It wouldn’t be summertime without a family picnic with the sun in the sky, good food, and fun activities for the whole family. Hannah’s Hope kicked off summer with their annual Hannah’s Family Picnic.
The annual gathering welcomed families and children with special needs to Wicker Memorial Park in Highland where they were greeted with all of the best picnic food, fun sensory activities, and a place where everyone was welcomed.
“This is our fifth year hosting this picnic,” said Niki Avina, Board Secretary for Hannah’s Hope. “This is one of our only events where we actually get to meet families, so it’s very important for us to have this picnic every year so that we can connect families and meet the people we are helping.”
Hannah’s Hope was founded in 2010 in honor of Mike and Mary Martinez’s daughter, Hannah, who was born with special needs and passed away at the age of three.
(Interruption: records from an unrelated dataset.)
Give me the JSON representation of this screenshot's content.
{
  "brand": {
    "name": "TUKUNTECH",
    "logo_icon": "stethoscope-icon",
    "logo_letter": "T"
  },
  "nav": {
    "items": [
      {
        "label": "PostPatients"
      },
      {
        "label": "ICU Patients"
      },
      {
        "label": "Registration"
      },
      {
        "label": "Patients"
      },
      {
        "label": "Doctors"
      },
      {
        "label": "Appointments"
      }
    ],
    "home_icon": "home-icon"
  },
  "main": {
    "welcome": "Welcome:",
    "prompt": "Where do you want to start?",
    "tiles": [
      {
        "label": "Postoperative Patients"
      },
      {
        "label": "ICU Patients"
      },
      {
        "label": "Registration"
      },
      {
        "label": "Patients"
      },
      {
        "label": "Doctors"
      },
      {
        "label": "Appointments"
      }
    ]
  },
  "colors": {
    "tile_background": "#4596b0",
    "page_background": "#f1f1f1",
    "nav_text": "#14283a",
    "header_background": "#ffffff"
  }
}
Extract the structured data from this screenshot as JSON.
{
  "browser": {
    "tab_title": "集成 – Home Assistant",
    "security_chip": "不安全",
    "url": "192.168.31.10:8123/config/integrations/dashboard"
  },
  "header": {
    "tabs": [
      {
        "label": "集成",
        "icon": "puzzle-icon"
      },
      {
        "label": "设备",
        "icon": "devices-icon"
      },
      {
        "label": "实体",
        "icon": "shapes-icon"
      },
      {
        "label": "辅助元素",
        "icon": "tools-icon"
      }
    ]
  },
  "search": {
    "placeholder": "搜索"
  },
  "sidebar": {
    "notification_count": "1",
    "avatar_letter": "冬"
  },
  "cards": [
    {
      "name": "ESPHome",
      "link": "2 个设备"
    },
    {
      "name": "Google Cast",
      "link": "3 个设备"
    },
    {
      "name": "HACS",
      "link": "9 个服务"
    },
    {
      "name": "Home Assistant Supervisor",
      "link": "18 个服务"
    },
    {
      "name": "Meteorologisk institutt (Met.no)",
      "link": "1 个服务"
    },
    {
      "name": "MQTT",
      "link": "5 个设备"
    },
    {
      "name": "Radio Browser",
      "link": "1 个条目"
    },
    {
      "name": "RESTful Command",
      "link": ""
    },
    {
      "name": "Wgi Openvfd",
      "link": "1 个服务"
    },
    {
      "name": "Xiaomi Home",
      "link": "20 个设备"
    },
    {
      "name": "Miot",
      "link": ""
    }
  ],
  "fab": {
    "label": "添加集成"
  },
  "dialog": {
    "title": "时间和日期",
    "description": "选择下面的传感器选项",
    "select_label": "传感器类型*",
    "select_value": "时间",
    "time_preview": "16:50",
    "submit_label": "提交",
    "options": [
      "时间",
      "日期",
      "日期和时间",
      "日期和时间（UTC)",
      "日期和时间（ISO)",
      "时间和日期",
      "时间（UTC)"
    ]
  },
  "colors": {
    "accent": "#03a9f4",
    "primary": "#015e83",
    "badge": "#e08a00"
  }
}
Since the nonprofit was founded, Hannah’s Hope has worked tirelessly for children with special needs in Northwest Indiana, providing equipment like wheelchairs, braces, cranial helmets, and so much more to children who need them.
The annual picnic is just one of many events Hannah’s Hope holds throughout the year to bring together families and children with special needs.
“I love seeing the families start to talk to each other,” said Mary Martinez, Co-Founder of Hannah’s Hope and Hannah’s mother. “It’s fun to see everyone interact and learn from each other and help each other. That was the whole purpose of this picnic; to connect everyone together, so it’s really great to see that happen.”
As families mingled and ate a delicious lunch, children were able to enjoy a number of activities courtesy of Hannah’s Hope and their sponsor, Lake County Legacy Foundation, who made the entire picnic possible with their generous donations. Different sensory activities were available like Make Your Own Slime, a Play-Doh and bubble station, and an instructor from Kindermusik, an international music, and movement program, helped keep kids entertained and moving along to some fun music.
“Music is something that all children really connect with and enjoy,” said Nancy Hehemann, Instructor for Kindermusik. “It doesn’t matter what their abilities are; they can enjoy the rhythm of the music and it gives them a chance to socialize and connect with other kids and families in the group.”
Fostering that connection between families was the focus of the picnic Sunday afternoon. Some families, like Anne and Ken Lakowski made their way to the picnic for the first time Sunday afternoon after Hannah’s Hope helped them obtain an arm brace for their son, James.
“I think it’s important to get families who have children with special needs in touch with other families who also have children with special needs,” said Anne Lakowski. “Plus, the picnic is giving us ideas of great sensory activities that we can use for our son in the future.”
Other families have made this picnic a tradition, like Lynn Garrison and her family, who have been attending the picnic for the past three years.
“This picnic is huge,” Garrison said. “Finding that local support and connection between families who have kids with special needs similar to your own is very important.”
That connection is what drives Hannah’s Hope in everything the nonprofit does. From creating a Facebook group called NWI Special Needs Family Connection to help connect families around the community, to raising money for a new inclusive park in Portage, to inviting families and their children to a relaxing day at the park, Hannah’s Hope is continuing to reach out into the community and lend a helping hand to all those who need it.
For more information about Hannah’s Hope, go to www.hannahshope.org.